## YOUR TASK
For the listing below, show each line that includes the string "join".

╭─ SOURCE DATA

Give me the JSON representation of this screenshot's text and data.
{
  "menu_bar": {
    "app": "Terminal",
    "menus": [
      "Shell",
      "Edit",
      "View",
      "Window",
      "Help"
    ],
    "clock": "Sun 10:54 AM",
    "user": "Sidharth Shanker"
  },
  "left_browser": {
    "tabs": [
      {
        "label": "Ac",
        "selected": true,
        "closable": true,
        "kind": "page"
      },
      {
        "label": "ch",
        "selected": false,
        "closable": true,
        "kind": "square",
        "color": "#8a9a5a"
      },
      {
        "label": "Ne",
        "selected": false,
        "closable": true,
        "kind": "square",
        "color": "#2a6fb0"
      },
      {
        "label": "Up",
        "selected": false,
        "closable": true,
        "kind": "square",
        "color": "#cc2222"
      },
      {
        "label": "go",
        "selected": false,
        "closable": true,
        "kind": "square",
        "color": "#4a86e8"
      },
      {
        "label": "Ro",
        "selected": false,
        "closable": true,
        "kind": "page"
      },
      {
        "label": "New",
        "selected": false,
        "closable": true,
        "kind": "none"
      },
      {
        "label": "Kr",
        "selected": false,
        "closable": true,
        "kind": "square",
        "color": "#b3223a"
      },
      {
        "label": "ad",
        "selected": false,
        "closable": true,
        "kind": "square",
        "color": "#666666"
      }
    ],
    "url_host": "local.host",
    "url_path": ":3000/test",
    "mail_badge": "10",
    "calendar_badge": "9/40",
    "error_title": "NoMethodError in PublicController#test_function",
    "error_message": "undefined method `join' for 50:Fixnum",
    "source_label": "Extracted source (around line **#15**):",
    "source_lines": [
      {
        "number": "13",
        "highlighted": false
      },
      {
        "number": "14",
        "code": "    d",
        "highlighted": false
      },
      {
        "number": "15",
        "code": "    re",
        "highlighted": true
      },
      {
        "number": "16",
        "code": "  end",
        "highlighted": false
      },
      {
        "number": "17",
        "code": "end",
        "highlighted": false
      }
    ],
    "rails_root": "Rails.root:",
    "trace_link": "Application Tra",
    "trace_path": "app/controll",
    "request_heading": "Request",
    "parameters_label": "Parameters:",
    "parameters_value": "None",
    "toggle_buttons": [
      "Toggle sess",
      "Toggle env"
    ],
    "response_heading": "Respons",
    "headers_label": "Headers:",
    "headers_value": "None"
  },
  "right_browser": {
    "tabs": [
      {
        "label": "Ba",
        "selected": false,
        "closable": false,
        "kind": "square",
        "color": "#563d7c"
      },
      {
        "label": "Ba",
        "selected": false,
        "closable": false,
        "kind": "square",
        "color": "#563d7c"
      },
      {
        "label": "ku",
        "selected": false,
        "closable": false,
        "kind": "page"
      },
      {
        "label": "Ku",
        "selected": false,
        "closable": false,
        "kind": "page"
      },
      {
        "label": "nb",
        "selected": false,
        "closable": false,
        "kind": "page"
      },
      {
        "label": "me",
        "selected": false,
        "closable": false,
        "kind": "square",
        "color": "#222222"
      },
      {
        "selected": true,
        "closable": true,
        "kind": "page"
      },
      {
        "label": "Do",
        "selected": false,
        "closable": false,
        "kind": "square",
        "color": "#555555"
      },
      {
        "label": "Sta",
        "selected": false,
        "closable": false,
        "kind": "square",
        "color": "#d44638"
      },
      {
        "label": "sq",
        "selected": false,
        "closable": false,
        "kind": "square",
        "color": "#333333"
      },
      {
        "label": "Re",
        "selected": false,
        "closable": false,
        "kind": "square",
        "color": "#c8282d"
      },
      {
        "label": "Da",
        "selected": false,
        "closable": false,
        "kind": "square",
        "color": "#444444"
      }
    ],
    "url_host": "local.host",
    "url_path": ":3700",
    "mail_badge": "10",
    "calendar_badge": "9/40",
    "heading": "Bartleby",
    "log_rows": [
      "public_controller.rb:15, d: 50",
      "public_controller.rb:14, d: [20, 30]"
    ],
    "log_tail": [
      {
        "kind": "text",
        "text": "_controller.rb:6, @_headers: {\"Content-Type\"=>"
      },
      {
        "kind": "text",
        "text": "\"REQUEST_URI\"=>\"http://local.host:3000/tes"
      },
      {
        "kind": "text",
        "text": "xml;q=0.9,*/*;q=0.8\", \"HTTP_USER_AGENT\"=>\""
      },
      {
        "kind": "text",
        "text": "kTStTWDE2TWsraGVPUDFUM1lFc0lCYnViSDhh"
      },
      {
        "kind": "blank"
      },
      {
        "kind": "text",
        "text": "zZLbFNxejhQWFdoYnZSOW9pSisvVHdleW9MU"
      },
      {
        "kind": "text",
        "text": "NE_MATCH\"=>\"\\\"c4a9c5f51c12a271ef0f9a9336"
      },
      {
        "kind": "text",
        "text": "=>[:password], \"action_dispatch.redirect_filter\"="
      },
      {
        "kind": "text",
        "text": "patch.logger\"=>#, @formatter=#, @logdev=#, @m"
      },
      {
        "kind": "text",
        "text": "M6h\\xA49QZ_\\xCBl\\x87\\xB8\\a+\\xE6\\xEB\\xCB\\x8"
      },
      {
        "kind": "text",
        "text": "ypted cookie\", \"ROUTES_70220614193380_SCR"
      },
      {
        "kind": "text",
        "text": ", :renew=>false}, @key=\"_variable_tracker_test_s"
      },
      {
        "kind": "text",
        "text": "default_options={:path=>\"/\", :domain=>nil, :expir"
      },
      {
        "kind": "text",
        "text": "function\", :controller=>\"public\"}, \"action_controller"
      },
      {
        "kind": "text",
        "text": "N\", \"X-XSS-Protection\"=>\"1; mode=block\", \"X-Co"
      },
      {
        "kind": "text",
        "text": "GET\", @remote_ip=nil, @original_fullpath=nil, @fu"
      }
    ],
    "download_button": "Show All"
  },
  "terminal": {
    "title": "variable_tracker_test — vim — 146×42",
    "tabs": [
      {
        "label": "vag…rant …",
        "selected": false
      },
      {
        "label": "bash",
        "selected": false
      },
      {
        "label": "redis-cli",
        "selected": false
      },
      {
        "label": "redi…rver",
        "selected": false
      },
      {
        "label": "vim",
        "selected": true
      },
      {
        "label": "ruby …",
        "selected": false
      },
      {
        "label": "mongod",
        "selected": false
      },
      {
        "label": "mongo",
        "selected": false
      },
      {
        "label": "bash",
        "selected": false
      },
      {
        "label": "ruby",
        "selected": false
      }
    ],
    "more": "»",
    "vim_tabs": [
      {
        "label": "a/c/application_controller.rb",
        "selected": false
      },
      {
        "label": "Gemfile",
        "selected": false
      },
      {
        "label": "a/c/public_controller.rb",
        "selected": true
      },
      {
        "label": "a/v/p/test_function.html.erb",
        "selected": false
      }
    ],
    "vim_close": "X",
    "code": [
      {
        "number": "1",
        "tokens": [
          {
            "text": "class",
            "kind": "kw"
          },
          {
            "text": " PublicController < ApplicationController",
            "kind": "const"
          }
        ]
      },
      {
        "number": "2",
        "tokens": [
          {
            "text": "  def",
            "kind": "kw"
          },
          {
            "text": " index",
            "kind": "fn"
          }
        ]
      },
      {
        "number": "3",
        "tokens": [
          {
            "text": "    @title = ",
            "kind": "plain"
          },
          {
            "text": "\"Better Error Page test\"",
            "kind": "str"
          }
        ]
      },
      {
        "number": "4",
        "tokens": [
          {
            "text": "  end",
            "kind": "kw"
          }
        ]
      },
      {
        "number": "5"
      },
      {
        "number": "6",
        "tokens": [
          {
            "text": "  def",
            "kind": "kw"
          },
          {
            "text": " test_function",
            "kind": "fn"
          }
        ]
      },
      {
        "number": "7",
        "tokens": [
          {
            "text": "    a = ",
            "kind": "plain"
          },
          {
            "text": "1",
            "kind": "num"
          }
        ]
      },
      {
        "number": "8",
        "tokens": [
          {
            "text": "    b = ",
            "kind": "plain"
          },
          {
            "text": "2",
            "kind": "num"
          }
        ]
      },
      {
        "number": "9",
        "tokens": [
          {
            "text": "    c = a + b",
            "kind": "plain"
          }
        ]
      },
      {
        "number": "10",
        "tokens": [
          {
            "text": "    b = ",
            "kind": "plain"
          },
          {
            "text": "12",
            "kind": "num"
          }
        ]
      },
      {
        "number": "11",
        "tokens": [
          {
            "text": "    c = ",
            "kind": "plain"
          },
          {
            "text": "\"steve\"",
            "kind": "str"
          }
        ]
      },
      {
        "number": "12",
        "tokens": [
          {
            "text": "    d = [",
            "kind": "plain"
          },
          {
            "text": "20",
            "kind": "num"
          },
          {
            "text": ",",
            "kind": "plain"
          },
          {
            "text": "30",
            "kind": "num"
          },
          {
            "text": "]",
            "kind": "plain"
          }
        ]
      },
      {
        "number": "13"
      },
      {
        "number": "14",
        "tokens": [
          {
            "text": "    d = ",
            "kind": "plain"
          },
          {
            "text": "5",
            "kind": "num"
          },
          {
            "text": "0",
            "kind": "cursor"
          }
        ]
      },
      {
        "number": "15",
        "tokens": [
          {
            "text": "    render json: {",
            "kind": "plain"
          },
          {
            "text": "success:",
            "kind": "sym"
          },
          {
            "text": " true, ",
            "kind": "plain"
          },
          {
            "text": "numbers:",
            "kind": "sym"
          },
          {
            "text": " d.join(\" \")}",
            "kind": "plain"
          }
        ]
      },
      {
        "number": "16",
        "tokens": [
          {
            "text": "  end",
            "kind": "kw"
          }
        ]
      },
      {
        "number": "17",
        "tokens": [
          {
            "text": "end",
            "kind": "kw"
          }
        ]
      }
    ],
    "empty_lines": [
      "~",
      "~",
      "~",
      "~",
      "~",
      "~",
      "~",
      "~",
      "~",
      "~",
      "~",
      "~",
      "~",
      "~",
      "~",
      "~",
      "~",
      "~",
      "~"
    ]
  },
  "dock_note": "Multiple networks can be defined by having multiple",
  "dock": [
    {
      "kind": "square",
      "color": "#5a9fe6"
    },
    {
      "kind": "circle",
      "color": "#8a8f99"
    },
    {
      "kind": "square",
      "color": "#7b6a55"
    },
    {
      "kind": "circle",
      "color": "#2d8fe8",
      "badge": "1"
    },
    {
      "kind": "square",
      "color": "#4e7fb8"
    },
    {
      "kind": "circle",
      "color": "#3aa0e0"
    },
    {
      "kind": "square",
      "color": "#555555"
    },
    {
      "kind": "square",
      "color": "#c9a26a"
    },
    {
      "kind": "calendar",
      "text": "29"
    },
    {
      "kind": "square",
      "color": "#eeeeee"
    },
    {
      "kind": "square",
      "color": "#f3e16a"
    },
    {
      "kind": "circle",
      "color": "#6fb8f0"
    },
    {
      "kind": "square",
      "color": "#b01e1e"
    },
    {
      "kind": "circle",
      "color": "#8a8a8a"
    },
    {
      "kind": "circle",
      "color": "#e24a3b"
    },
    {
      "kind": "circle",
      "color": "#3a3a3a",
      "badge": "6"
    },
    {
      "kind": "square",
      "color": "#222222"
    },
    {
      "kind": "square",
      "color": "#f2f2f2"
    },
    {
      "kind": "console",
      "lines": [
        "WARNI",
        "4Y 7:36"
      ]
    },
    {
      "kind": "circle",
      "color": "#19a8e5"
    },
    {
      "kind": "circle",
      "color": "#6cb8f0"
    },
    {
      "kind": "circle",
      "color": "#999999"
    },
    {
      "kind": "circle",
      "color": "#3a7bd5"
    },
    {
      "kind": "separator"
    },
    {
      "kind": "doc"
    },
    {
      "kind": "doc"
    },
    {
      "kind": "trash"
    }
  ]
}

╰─

## TASK SOLUTION
    "error_message": "undefined method `join' for 50:Fixnum",
            "text": " d.join(\" \")}",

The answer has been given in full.